In 2015, my colleague Karla Hilliard and I took on the daunting task of rebuilding the West Virginia Council of Teachers of English, an organization that had been defunct in our state for over 20 years. And I took this on in addition to teaching Advanced Placement classes, advising our Diversity Club, coordinating the homecoming parade and being a mother of three and a wife, because I believe in West Virginia and in supporting West Virginia’s teachers. I believe in public education, and everything it stands for.
West Virginia public education is under attack. We have over 700 teaching vacancies across West Virginia, but instead of working to figure out how to fill those positions and retain the brilliant and hard-working teachers in the state, lawmakers are allowing changes to PEIA to create skyrocketing premiums and deductibles. The proposed 1 percent pay raise would not have combated new PEIA changes, and some teachers in this state would actually face a pay cut.
While PEIA is the primary concern facing most public employees and educators, there is upcoming legislation that proposes funneling tax money away from public education to school-choice programs, vouchers and private schools that is almost as concerning.
I live in a place where I could drive 20 minutes to Washington County, Maryland or Loudoun County, Virginia, and make $20,000 to $25,000 more than I’m making now. But I haven’t, because I still believe in West Virginia. I believe in public education, and I believe that West Virginia’s schools deserve public educators who are smart and good at what they do.
I believe our students need teachers like me and all the other incredible teachers across this state who don’t just go to work but who go to their schools to change the lives of our young people because they believe in it. They take second jobs waiting tables, at Walmart, selling Mary Kay — so they can keep teaching here in West Virginia.
But enough is enough. We can’t keep making miracles happen without the support or the pay we need to do this job. Attracting the kind of educators our students deserve to fill those 700 vacancies will never happen if PEIA is not fixed. And those great teachers all over West Virginia who simply cannot keep doing the job they love in this place they love because they can’t pay their bills? They’re going to leave.
That is on lawmakers.
Because it’s the Legislature who stopped believing in West Virginia public education and in our young people. It’s the Legislature who have allowed it to get to this point.
So please, before it’s unfixable, fix PEIA. Stop trying to take money from public schools; instead, figure out how to better support our existing schools and programs.

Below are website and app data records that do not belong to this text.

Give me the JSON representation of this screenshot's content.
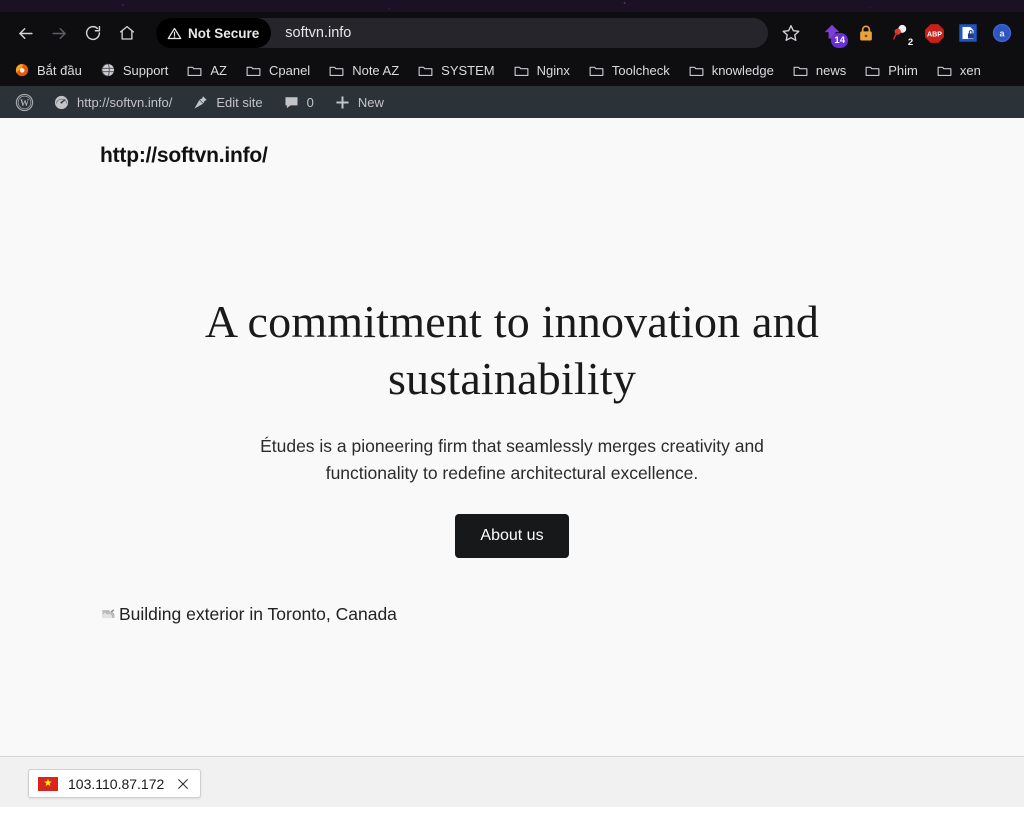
{
  "browser": {
    "nav": {
      "back_title": "Back",
      "forward_title": "Forward",
      "reload_title": "Reload",
      "home_title": "Home",
      "bookmark_title": "Bookmark this page"
    },
    "address": {
      "security_label": "Not Secure",
      "url": "softvn.info"
    },
    "extensions": [
      {
        "name": "upload-extension-icon",
        "badge": "14"
      },
      {
        "name": "padlock-extension-icon",
        "badge": ""
      },
      {
        "name": "cookie-extension-icon",
        "badge": "2"
      },
      {
        "name": "adblock-plus-icon",
        "badge": "",
        "label": "ABP"
      },
      {
        "name": "document-lock-extension-icon",
        "badge": ""
      },
      {
        "name": "avatar-account-icon",
        "badge": ""
      }
    ],
    "bookmarks": [
      {
        "label": "Bắt đầu",
        "icon": "firefox-icon"
      },
      {
        "label": "Support",
        "icon": "globe-icon"
      },
      {
        "label": "AZ",
        "icon": "folder-icon"
      },
      {
        "label": "Cpanel",
        "icon": "folder-icon"
      },
      {
        "label": "Note AZ",
        "icon": "folder-icon"
      },
      {
        "label": "SYSTEM",
        "icon": "folder-icon"
      },
      {
        "label": "Nginx",
        "icon": "folder-icon"
      },
      {
        "label": "Toolcheck",
        "icon": "folder-icon"
      },
      {
        "label": "knowledge",
        "icon": "folder-icon"
      },
      {
        "label": "news",
        "icon": "folder-icon"
      },
      {
        "label": "Phim",
        "icon": "folder-icon"
      },
      {
        "label": "xen",
        "icon": "folder-icon"
      }
    ]
  },
  "adminbar": {
    "items": [
      {
        "label": "",
        "icon": "wordpress-logo-icon"
      },
      {
        "label": "http://softvn.info/",
        "icon": "dashboard-icon"
      },
      {
        "label": "Edit site",
        "icon": "pencil-icon"
      },
      {
        "label": "0",
        "icon": "comment-icon"
      },
      {
        "label": "New",
        "icon": "plus-icon"
      }
    ]
  },
  "page": {
    "site_title": "http://softvn.info/",
    "heading": "A commitment to innovation and sustainability",
    "paragraph": "Études is a pioneering firm that seamlessly merges creativity and functionality to redefine architectural excellence.",
    "cta_label": "About us",
    "broken_image_alt": "Building exterior in Toronto, Canada"
  },
  "bottom": {
    "item_label": "103.110.87.172",
    "close_title": "Close"
  },
  "colors": {
    "chrome_bg": "#0e0e11",
    "urlbar_bg": "#25252b",
    "adminbar_bg": "#2c3338",
    "page_bg": "#f9f9f9",
    "cta_bg": "#16181a",
    "badge_purple": "#6b2fd6",
    "flag_red": "#da251d"
  }
}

And start believing in West Virginia teachers again. We have never stopped believing in ourselves or the important work that we are doing. We believe that West Virginia deserves quality educators, and lawmakers should, too.